I was dismayed, though not surprised at all, when I saw a number of Facebook users and pages link to an article about an inmate convicted of child molestation being murdered in prison.

The posts were, for the most part, followed by near unanimous comments celebrating the death of a pedophile.

Look, I get it. I don’t have sympathy for the guy either. But we have to seriously think about what we want to accomplish when it comes to dealing with pedophiles, and the message we are sending to kids. Here are some facts:

  • We know children are most likely to be abused by someone they know and trust, someone who is either part of their family or a close friend of the family.
  • We know the abuser is more than likely going to groom the child, and the family, in order to create a bond with the child.
  • We know abusers are manipulative, and use that bond to convince children not to tell, because it would cause bad things to happen.
  • We know Stockholm syndrome is a very real thing.
  • We know these kids have been traumatized and the only way to encourage more children to speak up about what is happening to them is for them to feel safe in telling.
  • We know most abused children do not tell anyone because they don’t feel safe.

So how is running around talking about how anyone who abuses a child deserves to be killed in horrible ways going to help a child feel safe and secure about telling? Are we not handing an abuser a manipulation tool to be used against our own kids? (“Look if you tell, your parents will kill me, and you don’t want to be the cause of someone’s death, do you?”)

Lastly, wouldn’t that death just be adding more trauma onto kids who have already been traumatized enough?

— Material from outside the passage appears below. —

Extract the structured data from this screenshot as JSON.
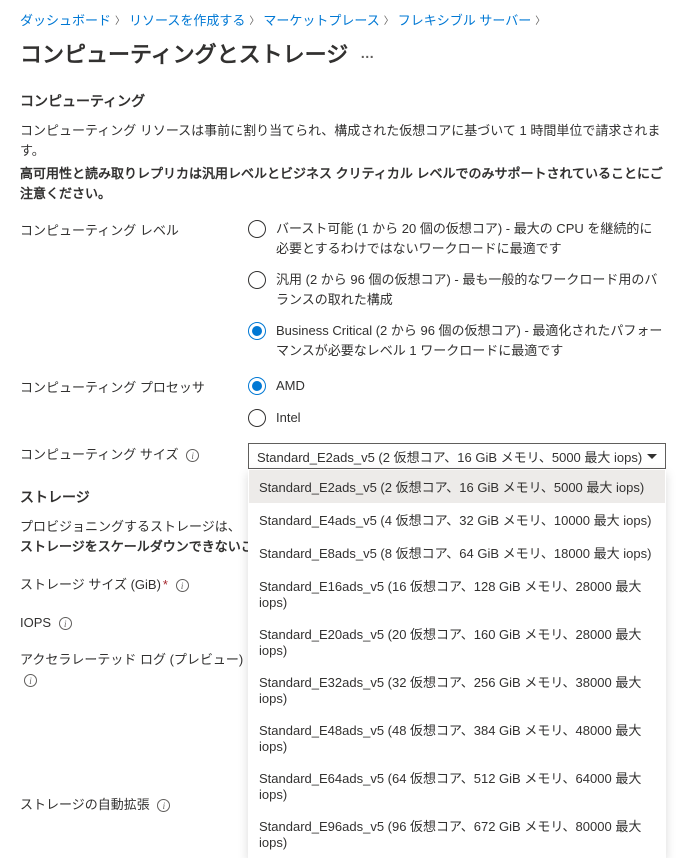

Hey we know you were abused and you’re going to have a hell of a time dealing with everything that goes along with that, so in the name of “justice”, we’re going to go out and kill the sicko and then let you go ahead and add the guilt of someone’s death to your therapy bill, cool?

I’m not going to get into a disagreement over what is “just” and “fair”. That’s not my concern, and it shouldn’t be yours. Our concern should be what is the best way to help this child get help and heal. Adding more trauma doesn’t do that!

Career Advice That Is Relevant to Healing as Well

appreciationIn my quest to try every new piece of social media tech that exists, (that might be a bit of hyperbole, but not by much!) I have penned a piece with some career advice called The Appreciation File over on LinkedIn.

It did not escape my notice, however, that this same bit of helpful advice could also apply to healing from abuse, or helping with depression, or whatever else you might be struggling with.

So, fellow survivors, start hanging on to cards, notes and emails thanking you for something. Then on the rough days, go back through the stack and remind yourself of all the good you have done, and continue to do, all the worth you have and all the value you bring to others. Also, make sure you’re letting people know the value they have, so they can start building their own file!

If you’re so inclined, I’d appreciate it if you went over to LinkedIn and shared the plan with your own contacts! Thanks!